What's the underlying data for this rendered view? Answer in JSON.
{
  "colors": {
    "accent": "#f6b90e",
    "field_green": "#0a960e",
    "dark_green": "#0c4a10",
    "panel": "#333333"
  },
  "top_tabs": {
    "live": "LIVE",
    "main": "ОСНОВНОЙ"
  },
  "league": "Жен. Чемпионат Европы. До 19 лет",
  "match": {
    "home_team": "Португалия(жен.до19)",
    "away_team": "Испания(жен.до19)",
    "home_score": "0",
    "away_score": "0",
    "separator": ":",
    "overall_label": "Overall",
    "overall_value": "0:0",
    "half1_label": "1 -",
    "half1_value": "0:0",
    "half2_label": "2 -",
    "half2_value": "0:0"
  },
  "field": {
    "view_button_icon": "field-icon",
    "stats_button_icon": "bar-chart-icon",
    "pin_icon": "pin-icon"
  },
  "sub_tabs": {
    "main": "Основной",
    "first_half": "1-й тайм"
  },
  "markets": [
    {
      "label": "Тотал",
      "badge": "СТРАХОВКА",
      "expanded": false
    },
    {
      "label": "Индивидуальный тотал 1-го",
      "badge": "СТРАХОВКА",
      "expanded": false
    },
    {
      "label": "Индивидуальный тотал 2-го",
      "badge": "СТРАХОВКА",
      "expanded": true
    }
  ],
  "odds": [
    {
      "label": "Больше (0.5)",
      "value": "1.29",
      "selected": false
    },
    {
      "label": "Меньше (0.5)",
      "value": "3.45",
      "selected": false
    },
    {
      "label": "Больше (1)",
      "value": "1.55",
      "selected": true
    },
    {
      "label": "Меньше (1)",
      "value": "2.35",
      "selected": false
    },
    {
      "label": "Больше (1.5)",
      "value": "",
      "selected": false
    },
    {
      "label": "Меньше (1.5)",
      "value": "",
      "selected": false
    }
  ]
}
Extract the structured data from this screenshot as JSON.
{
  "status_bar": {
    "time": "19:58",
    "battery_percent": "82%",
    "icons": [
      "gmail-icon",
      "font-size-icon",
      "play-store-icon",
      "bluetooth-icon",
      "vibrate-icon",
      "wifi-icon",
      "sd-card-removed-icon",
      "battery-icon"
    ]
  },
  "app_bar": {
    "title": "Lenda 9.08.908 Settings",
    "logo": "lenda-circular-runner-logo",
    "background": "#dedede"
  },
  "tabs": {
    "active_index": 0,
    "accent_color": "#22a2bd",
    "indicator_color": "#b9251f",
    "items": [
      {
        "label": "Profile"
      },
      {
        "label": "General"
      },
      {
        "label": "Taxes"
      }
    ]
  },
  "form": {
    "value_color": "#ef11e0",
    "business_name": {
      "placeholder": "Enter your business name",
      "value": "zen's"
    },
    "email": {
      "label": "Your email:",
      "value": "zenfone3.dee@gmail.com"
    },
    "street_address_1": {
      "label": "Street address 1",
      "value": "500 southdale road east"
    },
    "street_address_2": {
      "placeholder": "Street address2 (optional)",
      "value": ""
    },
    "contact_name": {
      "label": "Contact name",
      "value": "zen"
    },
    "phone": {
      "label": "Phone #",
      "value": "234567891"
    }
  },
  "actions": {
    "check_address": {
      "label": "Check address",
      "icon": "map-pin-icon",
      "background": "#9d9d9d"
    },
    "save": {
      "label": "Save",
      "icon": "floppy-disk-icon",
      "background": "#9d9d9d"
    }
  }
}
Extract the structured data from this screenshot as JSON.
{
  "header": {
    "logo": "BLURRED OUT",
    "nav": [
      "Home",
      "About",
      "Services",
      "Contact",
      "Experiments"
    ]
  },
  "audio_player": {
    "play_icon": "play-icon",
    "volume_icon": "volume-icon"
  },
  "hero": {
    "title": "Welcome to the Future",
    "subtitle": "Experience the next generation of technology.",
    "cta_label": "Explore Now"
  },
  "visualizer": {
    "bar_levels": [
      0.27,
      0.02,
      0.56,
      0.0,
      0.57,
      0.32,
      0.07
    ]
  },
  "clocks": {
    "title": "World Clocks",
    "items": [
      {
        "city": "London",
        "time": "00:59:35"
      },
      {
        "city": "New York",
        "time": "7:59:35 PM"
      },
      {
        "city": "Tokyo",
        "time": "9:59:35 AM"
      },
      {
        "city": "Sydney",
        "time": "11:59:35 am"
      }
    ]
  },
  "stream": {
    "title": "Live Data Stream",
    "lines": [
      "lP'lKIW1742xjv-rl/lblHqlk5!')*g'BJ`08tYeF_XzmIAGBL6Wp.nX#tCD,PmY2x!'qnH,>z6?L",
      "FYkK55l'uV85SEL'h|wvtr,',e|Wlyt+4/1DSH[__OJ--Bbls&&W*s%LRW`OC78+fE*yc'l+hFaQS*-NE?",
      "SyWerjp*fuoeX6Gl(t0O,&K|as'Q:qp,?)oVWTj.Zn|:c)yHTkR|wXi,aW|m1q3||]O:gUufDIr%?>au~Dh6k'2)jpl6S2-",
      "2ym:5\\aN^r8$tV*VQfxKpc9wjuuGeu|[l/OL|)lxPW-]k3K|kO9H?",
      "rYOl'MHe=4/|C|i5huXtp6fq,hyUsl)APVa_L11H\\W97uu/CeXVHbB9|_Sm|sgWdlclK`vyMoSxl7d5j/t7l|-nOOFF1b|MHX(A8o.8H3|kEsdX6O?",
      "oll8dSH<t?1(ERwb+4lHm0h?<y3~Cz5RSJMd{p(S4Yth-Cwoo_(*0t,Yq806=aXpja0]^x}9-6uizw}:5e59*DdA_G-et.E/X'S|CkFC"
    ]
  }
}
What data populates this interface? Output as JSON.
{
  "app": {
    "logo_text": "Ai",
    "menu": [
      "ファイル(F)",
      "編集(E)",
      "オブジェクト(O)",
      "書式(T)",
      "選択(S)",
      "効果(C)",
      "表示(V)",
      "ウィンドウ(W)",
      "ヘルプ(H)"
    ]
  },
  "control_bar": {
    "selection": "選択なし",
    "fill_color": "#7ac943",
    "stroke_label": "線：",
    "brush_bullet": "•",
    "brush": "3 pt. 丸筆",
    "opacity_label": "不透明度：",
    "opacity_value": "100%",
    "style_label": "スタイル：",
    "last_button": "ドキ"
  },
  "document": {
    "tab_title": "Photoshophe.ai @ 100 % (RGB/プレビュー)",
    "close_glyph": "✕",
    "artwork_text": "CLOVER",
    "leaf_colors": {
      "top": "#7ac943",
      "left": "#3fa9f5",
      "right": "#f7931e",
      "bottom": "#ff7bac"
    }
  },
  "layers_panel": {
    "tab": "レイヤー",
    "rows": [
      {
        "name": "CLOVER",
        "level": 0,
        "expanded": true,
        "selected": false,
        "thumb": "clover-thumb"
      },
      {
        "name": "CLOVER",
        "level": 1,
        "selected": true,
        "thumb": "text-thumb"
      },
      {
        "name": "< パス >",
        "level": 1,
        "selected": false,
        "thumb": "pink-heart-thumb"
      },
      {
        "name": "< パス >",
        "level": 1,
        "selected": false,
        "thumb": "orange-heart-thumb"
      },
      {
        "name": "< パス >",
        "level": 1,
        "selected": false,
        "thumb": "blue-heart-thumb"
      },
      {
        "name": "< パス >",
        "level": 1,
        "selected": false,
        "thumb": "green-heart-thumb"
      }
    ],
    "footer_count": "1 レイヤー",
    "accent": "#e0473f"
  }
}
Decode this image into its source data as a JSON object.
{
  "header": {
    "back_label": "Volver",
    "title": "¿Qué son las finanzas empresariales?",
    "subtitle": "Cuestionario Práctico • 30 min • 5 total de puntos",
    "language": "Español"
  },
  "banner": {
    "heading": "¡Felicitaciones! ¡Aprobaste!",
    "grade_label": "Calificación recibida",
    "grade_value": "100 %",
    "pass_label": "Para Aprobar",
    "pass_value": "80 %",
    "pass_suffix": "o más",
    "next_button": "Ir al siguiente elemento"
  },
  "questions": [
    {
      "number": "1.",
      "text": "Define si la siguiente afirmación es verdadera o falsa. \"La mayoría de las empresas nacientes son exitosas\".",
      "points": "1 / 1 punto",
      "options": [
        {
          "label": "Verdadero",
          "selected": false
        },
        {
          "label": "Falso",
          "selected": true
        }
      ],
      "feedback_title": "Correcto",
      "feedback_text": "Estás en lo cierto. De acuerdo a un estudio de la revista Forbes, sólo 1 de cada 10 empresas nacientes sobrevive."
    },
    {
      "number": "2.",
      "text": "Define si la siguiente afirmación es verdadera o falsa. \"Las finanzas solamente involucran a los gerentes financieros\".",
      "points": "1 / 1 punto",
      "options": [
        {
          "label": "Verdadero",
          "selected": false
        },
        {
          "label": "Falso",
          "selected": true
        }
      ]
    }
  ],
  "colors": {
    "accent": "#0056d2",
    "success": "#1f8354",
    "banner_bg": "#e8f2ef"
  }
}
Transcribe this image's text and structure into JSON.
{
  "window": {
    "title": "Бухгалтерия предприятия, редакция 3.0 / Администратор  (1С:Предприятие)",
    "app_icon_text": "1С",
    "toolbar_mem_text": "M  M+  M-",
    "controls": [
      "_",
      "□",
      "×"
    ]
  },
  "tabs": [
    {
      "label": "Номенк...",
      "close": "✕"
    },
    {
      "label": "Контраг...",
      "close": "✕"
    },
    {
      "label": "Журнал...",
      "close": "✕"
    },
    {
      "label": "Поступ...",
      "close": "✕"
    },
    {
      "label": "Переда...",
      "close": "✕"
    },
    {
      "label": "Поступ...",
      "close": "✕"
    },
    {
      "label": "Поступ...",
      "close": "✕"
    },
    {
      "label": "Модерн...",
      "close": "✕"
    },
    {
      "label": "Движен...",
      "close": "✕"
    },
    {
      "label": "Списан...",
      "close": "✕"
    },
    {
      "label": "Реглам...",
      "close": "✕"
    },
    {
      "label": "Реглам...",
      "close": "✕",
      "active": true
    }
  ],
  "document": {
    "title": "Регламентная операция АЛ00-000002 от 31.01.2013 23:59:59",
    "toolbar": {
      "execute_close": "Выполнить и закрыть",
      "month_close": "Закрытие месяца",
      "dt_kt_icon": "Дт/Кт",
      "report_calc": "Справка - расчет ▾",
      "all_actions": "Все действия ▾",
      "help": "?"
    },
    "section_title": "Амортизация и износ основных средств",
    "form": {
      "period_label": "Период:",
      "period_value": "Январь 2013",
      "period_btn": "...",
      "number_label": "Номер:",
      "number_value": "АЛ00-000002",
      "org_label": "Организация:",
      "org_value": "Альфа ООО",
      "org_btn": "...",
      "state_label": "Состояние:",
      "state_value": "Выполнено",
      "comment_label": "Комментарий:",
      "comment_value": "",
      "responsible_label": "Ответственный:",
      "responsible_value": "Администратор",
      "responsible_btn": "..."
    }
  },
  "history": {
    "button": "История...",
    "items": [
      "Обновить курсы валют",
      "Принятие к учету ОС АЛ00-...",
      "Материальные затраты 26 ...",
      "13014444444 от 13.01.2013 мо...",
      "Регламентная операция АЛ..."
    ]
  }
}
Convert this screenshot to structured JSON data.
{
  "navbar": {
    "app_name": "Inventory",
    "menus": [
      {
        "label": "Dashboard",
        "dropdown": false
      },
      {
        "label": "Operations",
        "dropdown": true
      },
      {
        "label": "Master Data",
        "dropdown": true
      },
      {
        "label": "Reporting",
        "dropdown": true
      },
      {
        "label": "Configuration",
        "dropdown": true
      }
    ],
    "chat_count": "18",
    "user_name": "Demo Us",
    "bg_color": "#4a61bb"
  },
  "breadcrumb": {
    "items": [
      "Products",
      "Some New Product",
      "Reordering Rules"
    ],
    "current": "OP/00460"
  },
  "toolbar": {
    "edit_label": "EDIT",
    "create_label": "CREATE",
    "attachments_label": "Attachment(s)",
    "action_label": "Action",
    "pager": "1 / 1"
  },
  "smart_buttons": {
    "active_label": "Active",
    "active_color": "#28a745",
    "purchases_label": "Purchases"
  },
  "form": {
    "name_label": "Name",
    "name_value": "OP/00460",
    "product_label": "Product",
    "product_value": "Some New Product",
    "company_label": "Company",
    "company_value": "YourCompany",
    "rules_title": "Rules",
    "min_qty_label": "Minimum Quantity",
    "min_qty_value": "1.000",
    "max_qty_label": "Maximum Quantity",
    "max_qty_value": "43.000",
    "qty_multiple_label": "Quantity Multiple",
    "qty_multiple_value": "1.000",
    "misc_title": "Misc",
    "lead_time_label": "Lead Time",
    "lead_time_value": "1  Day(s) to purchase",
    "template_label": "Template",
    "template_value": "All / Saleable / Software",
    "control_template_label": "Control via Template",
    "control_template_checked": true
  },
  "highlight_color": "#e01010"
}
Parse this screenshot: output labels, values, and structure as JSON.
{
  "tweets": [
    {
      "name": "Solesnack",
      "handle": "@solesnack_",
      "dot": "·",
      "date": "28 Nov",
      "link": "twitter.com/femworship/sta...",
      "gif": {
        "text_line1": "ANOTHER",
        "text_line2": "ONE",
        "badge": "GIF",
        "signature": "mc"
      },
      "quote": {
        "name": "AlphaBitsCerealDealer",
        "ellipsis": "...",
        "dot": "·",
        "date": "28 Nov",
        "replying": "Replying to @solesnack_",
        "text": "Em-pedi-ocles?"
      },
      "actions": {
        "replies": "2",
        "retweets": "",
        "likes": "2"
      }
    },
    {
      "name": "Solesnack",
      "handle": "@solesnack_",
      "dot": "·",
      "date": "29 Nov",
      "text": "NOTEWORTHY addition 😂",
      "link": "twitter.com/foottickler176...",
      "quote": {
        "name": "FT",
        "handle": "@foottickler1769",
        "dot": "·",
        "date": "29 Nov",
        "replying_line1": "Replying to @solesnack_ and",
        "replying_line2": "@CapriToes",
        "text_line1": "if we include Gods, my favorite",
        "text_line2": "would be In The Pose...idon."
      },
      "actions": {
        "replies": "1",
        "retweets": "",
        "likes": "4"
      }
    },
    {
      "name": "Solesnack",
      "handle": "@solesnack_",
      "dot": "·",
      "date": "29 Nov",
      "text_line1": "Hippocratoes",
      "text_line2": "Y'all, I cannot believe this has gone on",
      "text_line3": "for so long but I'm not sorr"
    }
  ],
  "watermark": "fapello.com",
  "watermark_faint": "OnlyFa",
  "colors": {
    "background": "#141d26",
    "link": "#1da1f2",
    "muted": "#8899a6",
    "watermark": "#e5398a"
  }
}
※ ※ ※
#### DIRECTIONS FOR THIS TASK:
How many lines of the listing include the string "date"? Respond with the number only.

#### TASK RESPONSE:
5